# WHAT IS EXPECTED
In the records below, the line with "Transcribe this image's" opens the range and the line with "Decode this image" closes it; print that range exactly and nothing else.

# AVAILABLE DATA
◇ ◇ ◇ ◇ ◇ ◇ ◇

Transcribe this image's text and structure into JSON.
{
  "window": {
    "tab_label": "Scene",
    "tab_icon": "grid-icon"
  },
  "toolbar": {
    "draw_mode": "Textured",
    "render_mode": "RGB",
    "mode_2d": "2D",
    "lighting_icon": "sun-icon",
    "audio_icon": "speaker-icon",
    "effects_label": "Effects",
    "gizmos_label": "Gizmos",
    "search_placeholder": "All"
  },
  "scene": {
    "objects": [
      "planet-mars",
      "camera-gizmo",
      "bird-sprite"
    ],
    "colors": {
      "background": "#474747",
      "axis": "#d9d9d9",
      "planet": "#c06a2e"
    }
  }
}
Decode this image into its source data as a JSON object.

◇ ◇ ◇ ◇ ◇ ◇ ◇

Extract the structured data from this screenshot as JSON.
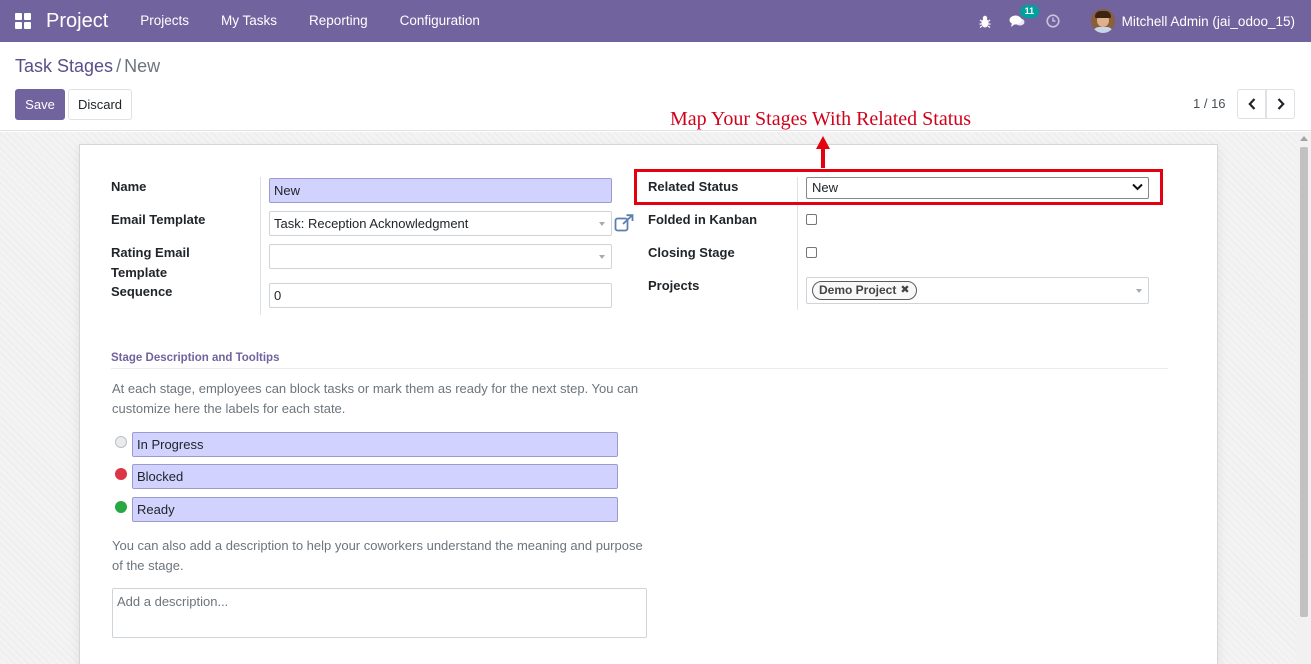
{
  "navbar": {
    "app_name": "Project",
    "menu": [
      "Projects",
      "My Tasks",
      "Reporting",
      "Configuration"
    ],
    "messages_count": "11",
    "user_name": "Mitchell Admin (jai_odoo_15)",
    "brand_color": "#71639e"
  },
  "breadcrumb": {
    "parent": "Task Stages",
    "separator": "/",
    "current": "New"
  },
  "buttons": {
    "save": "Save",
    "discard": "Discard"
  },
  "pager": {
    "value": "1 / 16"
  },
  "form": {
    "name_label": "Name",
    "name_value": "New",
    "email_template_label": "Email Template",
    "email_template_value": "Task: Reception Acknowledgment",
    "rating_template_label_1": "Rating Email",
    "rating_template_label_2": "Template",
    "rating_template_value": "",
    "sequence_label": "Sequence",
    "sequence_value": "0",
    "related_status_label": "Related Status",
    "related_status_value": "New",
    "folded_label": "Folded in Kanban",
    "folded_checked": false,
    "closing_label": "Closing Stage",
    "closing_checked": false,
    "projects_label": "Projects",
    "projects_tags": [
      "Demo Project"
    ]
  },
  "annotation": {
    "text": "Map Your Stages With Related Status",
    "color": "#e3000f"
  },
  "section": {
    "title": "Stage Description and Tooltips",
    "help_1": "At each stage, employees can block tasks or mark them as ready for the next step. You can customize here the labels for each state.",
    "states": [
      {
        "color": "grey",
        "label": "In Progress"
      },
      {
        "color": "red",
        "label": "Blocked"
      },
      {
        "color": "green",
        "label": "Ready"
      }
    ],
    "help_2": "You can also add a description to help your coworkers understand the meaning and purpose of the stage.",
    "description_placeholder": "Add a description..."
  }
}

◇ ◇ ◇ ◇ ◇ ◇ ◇

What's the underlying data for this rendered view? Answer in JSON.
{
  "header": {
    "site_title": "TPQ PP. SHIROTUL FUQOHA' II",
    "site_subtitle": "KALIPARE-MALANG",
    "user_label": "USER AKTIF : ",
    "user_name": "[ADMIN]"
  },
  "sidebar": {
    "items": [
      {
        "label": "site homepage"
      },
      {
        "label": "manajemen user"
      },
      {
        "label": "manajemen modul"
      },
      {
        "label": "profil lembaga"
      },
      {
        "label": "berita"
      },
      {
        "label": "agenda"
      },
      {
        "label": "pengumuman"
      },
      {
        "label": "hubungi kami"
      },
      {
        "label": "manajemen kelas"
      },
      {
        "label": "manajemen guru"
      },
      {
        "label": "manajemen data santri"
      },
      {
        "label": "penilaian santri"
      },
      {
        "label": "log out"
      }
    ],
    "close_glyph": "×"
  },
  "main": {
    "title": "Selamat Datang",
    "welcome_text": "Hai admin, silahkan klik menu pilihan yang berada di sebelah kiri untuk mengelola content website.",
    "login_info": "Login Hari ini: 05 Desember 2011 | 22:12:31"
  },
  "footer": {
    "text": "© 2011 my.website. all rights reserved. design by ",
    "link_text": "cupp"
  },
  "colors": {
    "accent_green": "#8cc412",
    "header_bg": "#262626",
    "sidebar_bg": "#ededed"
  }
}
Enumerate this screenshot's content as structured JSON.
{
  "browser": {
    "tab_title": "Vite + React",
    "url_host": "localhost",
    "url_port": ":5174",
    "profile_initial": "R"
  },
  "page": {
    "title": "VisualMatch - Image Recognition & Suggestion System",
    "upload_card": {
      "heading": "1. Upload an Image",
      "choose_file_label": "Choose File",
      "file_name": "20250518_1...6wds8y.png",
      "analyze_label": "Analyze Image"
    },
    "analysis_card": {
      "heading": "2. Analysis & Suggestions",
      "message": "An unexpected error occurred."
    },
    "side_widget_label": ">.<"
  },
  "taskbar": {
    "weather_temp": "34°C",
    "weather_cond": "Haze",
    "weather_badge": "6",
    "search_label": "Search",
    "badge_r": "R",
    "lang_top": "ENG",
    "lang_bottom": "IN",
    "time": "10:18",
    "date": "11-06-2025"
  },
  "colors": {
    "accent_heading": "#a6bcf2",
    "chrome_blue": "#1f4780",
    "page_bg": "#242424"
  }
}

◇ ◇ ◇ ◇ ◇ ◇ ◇

# EXERCISE ANSWER
Transcribe this image's text and structure into JSON.
{
  "window": {
    "tab_label": "Scene",
    "tab_icon": "grid-icon"
  },
  "toolbar": {
    "draw_mode": "Textured",
    "render_mode": "RGB",
    "mode_2d": "2D",
    "lighting_icon": "sun-icon",
    "audio_icon": "speaker-icon",
    "effects_label": "Effects",
    "gizmos_label": "Gizmos",
    "search_placeholder": "All"
  },
  "scene": {
    "objects": [
      "planet-mars",
      "camera-gizmo",
      "bird-sprite"
    ],
    "colors": {
      "background": "#474747",
      "axis": "#d9d9d9",
      "planet": "#c06a2e"
    }
  }
}
Decode this image into its source data as a JSON object.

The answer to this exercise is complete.